Boston Marathon explosions considered ‘an act of terror’
Howard Manly | 4/17/2013, 8:18 a.m.
Boston Police Commissioner Edward Davis said investigators also gathered a large number of surveillance tapes from businesses in the area and intend to go through the video frame by frame. “This is probably one of the most photographed areas in the country yesterday,” he said.
In his comments on Tuesday, Obama praised the efforts of Boston officials, emergency personnel and what he called heroic Americans who provided aid and comfort to those injured during the aftermath of the blasts.
“The American people refuse to be terrorized,” Obama said. “Because what the world saw yesterday in the aftermath of the explosions were stories of heroism and kindness, and generosity and love.”

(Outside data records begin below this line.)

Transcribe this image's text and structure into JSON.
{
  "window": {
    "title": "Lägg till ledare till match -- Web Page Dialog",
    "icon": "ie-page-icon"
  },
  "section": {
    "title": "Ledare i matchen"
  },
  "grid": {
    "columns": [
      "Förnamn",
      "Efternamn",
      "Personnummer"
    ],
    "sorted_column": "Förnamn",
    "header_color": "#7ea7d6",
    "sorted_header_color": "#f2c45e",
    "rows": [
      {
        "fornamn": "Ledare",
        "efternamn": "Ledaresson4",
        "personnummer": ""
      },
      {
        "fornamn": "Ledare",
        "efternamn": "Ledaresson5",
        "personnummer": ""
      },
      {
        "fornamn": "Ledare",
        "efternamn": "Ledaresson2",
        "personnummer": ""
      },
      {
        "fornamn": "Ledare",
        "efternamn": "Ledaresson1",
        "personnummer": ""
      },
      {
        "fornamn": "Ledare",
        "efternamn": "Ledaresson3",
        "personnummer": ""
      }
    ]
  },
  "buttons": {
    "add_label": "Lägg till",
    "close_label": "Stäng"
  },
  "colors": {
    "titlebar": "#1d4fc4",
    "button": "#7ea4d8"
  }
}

Obama cited “exhausted runners who kept running to the nearest hospital to give blood, and those who stayed to tend to the wounded, some tearing off their own clothes to make tourniquets.”
But Obama was clear about the investigation. “In the coming days, we will pursue every effort to get to the bottom of what happened,” Obama said. “And we will continue to remain vigilant.”
Until further notice, Copley Square is an active crime scene, and as such, Boylston Street from Berkley Street to Massachusetts Avenue will be closed to food and vehicle traffic as well as all side streets along Boylston Street from Huntington Avenue to Newbury Street.
The attack appears to have been timed for maximum bloodshed: The four-hour mark is typically a crowded time near the finish line because of the slow-but-steady recreational runners completing the race and because of all the friends and relatives clustered around to cheer them on.
Davis, the police commissioner, said authorities had received “no specific intelligence that anything was going to happen” at the race. On Tuesday, he said that two security sweeps of the route had been conducted before the marathon.
Material from published reports contributed to this article